On Feb. 27, NDP MPs Randall Garrison and Murray Rankin hosted a public consultation in Victoria on the 2015 Anti-Terrorism Act, commonly referred to as Bill C-51. Garrison and Rankin invited Reg Whitaker, an adjunct UVic professor and expert on government surveillance and privacy issues, and Laurel Collins, a UVic instructor with a focus on activism and social movements. All four speakers agreed to hold the consultation following a significant outcry from many people in Victoria, particularly UVic students.
The proposal would require the Canadian Security Intelligence Service (CSIS) to report any “activities that undermine the security of Canada” which CSIS discovers through surveillance programs. The NDP claims that the bill would “threaten activists . . . environmental groups, and First Nations” who oppose the agendas of the Canadian government.
Rankin, the MP from Victoria and former UVic law professor, stated that the Conservative Party has introduced new proposals for anti-terrorism measures in order to heighten Canadians’ fears of terrorism. Rankin opened by saying that, as a witness to the shooting at Parliament Hill in October, he knows terrorism is a real threat. However, he believes Bill C-51 goes too far to address this threat. He implied that it is no coincidence that this bill has appeared shortly before what polls show will be a close federal election. The Conservatives may hope that a frightened electorate will vote for their party, which has built a reputation as tough on crime and tough on terror. However, this effort may backfire, as the potential voters at the public consultation seemed less fearful of ISIS and more fearful of CSIS.

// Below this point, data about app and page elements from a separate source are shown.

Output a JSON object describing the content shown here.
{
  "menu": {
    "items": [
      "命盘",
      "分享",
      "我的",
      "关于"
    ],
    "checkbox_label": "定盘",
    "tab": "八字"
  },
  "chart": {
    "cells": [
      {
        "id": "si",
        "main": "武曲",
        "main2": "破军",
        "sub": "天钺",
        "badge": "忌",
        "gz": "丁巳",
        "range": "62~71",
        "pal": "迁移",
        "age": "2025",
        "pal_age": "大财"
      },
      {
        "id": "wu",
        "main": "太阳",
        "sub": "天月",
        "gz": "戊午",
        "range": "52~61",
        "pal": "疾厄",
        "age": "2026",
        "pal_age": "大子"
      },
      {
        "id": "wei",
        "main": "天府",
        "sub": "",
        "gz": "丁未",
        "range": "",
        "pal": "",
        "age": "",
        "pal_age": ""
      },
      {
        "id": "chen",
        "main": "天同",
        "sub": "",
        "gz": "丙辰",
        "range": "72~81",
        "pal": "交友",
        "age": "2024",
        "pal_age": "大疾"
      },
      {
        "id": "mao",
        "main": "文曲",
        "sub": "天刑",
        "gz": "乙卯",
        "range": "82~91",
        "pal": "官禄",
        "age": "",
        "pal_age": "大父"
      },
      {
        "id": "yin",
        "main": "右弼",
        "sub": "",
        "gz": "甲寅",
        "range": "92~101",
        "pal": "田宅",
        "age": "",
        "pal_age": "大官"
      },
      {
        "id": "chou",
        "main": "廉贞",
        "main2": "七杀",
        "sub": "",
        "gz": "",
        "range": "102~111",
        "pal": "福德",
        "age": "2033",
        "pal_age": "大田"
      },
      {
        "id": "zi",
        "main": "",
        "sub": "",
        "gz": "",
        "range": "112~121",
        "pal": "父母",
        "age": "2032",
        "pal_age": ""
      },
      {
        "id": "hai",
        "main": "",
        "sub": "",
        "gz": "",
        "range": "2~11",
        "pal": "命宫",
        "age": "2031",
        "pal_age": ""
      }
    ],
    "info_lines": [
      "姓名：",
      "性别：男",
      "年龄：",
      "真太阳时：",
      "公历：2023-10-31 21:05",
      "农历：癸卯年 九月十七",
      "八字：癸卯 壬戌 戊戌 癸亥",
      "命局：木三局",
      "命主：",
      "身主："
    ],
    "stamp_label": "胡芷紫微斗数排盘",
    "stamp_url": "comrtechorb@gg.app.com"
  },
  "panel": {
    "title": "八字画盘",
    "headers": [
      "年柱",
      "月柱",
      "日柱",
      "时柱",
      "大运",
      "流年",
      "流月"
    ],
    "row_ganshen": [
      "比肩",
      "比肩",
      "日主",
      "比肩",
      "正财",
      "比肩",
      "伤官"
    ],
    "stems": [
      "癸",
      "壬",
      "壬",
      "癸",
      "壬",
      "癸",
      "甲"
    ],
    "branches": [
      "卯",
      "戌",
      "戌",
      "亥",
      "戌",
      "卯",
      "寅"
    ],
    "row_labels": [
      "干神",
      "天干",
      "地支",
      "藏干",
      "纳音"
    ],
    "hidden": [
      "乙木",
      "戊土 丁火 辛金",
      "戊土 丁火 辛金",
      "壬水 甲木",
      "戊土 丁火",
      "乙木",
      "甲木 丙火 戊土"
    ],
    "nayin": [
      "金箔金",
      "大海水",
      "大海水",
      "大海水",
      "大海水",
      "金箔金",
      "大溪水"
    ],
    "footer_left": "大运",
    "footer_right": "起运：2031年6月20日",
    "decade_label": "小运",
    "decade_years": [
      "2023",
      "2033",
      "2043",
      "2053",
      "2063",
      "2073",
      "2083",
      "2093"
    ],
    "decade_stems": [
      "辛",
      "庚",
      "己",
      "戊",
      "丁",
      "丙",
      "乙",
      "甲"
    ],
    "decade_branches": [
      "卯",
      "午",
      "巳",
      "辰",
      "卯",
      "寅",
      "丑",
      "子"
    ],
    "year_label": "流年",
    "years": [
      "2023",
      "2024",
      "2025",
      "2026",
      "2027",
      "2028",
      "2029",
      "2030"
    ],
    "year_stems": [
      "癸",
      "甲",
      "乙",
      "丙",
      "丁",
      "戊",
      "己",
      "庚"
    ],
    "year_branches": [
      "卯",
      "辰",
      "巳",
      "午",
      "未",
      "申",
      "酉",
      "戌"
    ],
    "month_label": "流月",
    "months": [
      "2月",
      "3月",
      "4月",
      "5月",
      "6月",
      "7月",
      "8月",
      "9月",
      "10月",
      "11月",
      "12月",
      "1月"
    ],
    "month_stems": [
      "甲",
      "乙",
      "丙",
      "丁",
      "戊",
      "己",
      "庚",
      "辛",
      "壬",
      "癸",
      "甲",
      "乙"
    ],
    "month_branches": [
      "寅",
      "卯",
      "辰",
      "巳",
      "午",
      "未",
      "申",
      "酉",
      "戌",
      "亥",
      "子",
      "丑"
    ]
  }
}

Garrison, the MP from Esquimalt-Juan de Fuca, serves as the official opposition’s Public Safety Critic and has played a prominent role in the ‘liberty versus security’ debate in Ottawa. He argues that Bill C-51 “will dismantle the privacy rights of all Canadians” as it “would authorize CSIS to do things like shut down someone’s Internet service, maybe shut off someone’s phone service, or conduct surveillance on private conversations.” He believes the language of the bill is “dangerously vague” and, if enacted, would probably be “ineffective against terrorism” and “the radicalization of youth.” Garrison claimed to oppose this legislation alongside many prominent political figures, including four former Prime Ministers, five former Supreme Court justices, and six former Ministers of Justice. UVic instructors Whitaker and Collins both called Bill C-51 a threat to dissent in Canada. Collins noted that CSIS could crack down on sit-ins, marches without permits, and other effective forms of civil disobedience. Whitaker highlighted the fact that Bill C-51 aims to protect “critical infrastructures” including pipelines. Those who peacefully protest pipelines, often students and Aboriginals, may be labelled as threats to Canadian security. Collins claimed that the bill will give CSIS the power to delete computer files and drain bank accounts of these and other peaceful protesters. Whitaker concluded by saying, “we don’t want a ‘1984’ society where the Canadian government knows everything about you.”
Not all UVic students oppose the measures described in the bill. Ryan Trelford, President of the UVic Conservative Club, supports Bill C-51, believing it is necessary to respond faster to terrorist threats. Trelford states that CSIS currently needs the approval of a judge “before they can do any type of ‘hands-on approach’ stuff. Basically, if they see a plot, they have to legally wait until they can do anything.” The proposed changes would allow police to urgently react to threats to public safety, “cutting red tape, making security more efficient, and keeping Canadians safe.”
The 2015 Anti-Terrorism Act will surely be a wedge issue in the 2015 federal election. When Canadians go to the polls this year, they will decide whether or not to retain a government which supports giving CSIS expanded powers.